Work out how many lines of the data hold the string "JSON", and reply with that number alone.

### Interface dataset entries
* * * * * * *

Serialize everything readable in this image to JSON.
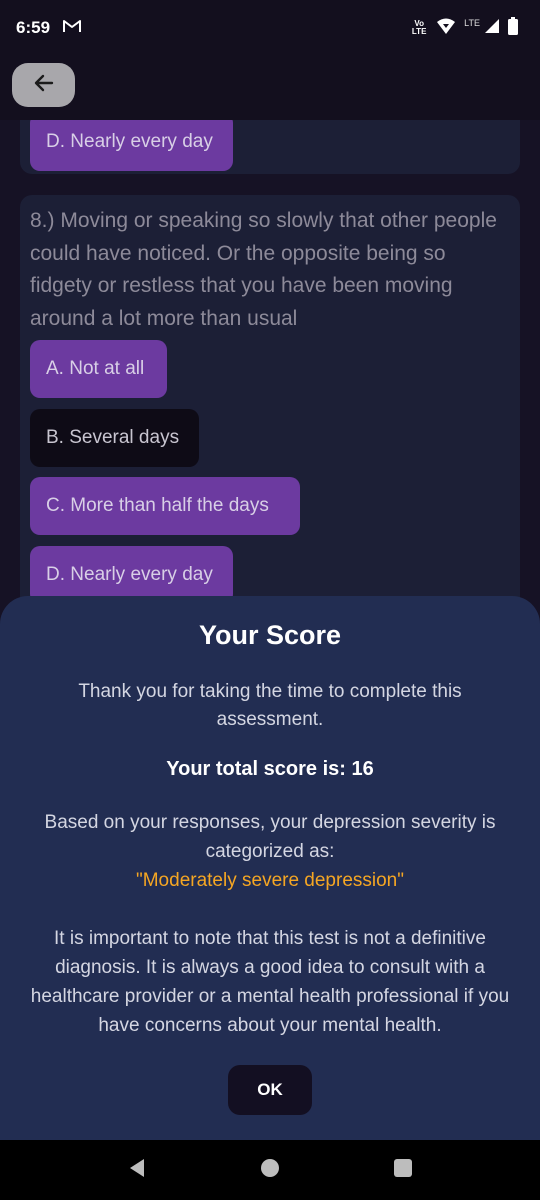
{
  "status_bar": {
    "time": "6:59",
    "mail_icon": "gmail-icon",
    "volte_top": "Vo",
    "volte_bottom": "LTE",
    "lte_label": "LTE"
  },
  "app_bar": {
    "back_icon": "arrow-left-icon"
  },
  "previous_card": {
    "selected_option": "D. Nearly every day"
  },
  "question8": {
    "text": "8.) Moving or speaking so slowly that other people could have noticed. Or the opposite being so fidgety or restless that you have been moving around a lot more than usual",
    "options": [
      "A. Not at all",
      "B. Several days",
      "C. More than half the days",
      "D. Nearly every day"
    ],
    "selected_index": 1
  },
  "dialog": {
    "title": "Your Score",
    "thanks": "Thank you for taking the time to complete this assessment.",
    "total": "Your total score is: 16",
    "based_on": "Based on your responses, your depression severity is categorized as:",
    "category": "\"Moderately severe depression\"",
    "note": "It is important to note that this test is not a definitive diagnosis. It is always a good idea to consult with a healthcare provider or a mental health professional if you have concerns about your mental health.",
    "ok_label": "OK"
  },
  "colors": {
    "option_bg": "#6c3aa0",
    "option_selected_bg": "#0e0b16",
    "dialog_bg": "#222d52",
    "category_text": "#f5a623"
  }
}
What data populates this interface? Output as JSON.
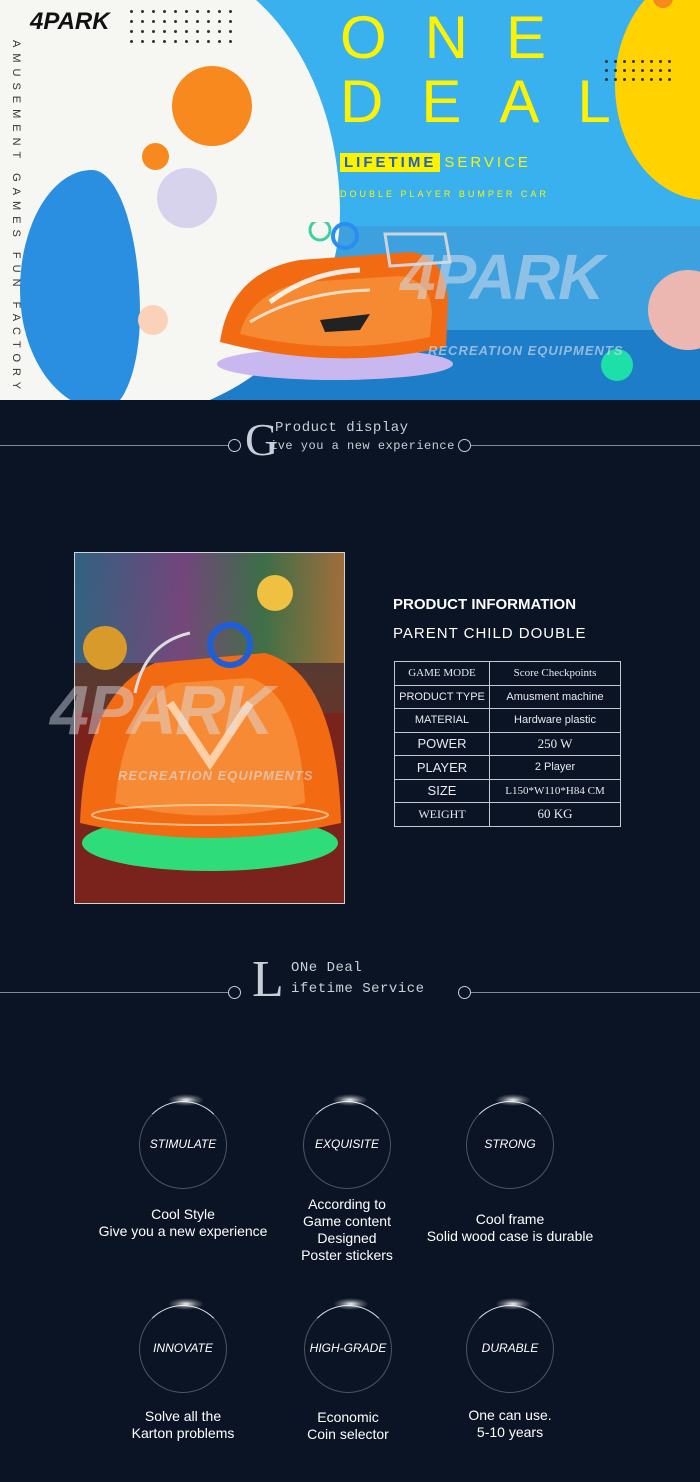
{
  "hero": {
    "logo": "4PARK",
    "side_text": "AMUSEMENT GAMES FUN FACTORY",
    "headline": "ONE DEAL",
    "lifetime_highlight": "LIFETIME",
    "lifetime_rest": "SERVICE",
    "subline": "DOUBLE PLAYER BUMPER CAR",
    "watermark": "4PARK",
    "watermark_sub": "RECREATION EQUIPMENTS"
  },
  "section1": {
    "letter": "G",
    "line1": "Product display",
    "line2": "ive you a new experience"
  },
  "product": {
    "title": "PRODUCT INFORMATION",
    "subtitle": "PARENT CHILD DOUBLE",
    "watermark": "4PARK",
    "watermark_sub": "RECREATION EQUIPMENTS",
    "specs": [
      {
        "key": "GAME MODE",
        "value": "Score Checkpoints"
      },
      {
        "key": "PRODUCT TYPE",
        "value": "Amusment machine"
      },
      {
        "key": "MATERIAL",
        "value": "Hardware plastic"
      },
      {
        "key": "POWER",
        "value": "250 W"
      },
      {
        "key": "PLAYER",
        "value": "2 Player"
      },
      {
        "key": "SIZE",
        "value": "L150*W110*H84 CM"
      },
      {
        "key": "WEIGHT",
        "value": "60 KG"
      }
    ]
  },
  "section2": {
    "letter": "L",
    "line1": "ONe Deal",
    "line2": "ifetime Service"
  },
  "features": [
    {
      "label": "STIMULATE",
      "desc": [
        "Cool Style",
        "Give you a new experience"
      ]
    },
    {
      "label": "EXQUISITE",
      "desc": [
        "According to",
        "Game content",
        "Designed",
        "Poster stickers"
      ]
    },
    {
      "label": "STRONG",
      "desc": [
        "Cool frame",
        "Solid wood case is durable"
      ]
    },
    {
      "label": "INNOVATE",
      "desc": [
        "Solve all the",
        "Karton problems"
      ]
    },
    {
      "label": "HIGH-GRADE",
      "desc": [
        "Economic",
        "Coin selector"
      ]
    },
    {
      "label": "DURABLE",
      "desc": [
        "One can use.",
        "5-10 years"
      ]
    }
  ],
  "colors": {
    "background": "#0b1424",
    "hero_blue": "#38b1ee",
    "accent_yellow": "#fff200",
    "accent_orange": "#f7891f",
    "car_orange": "#f26a12",
    "glow_green": "#2fdc7a"
  }
}
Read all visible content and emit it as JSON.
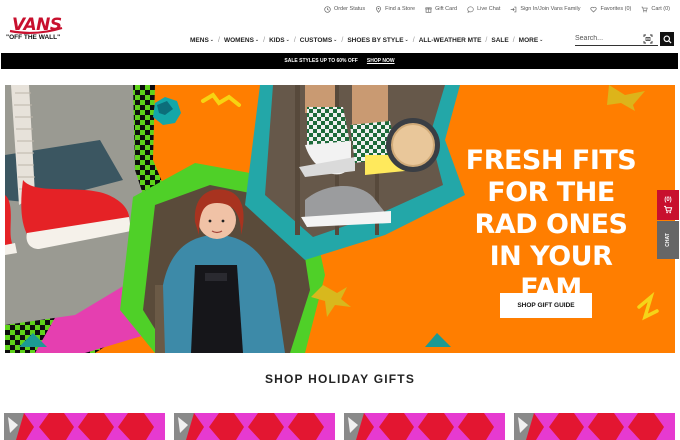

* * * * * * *

### Solution to the problem
3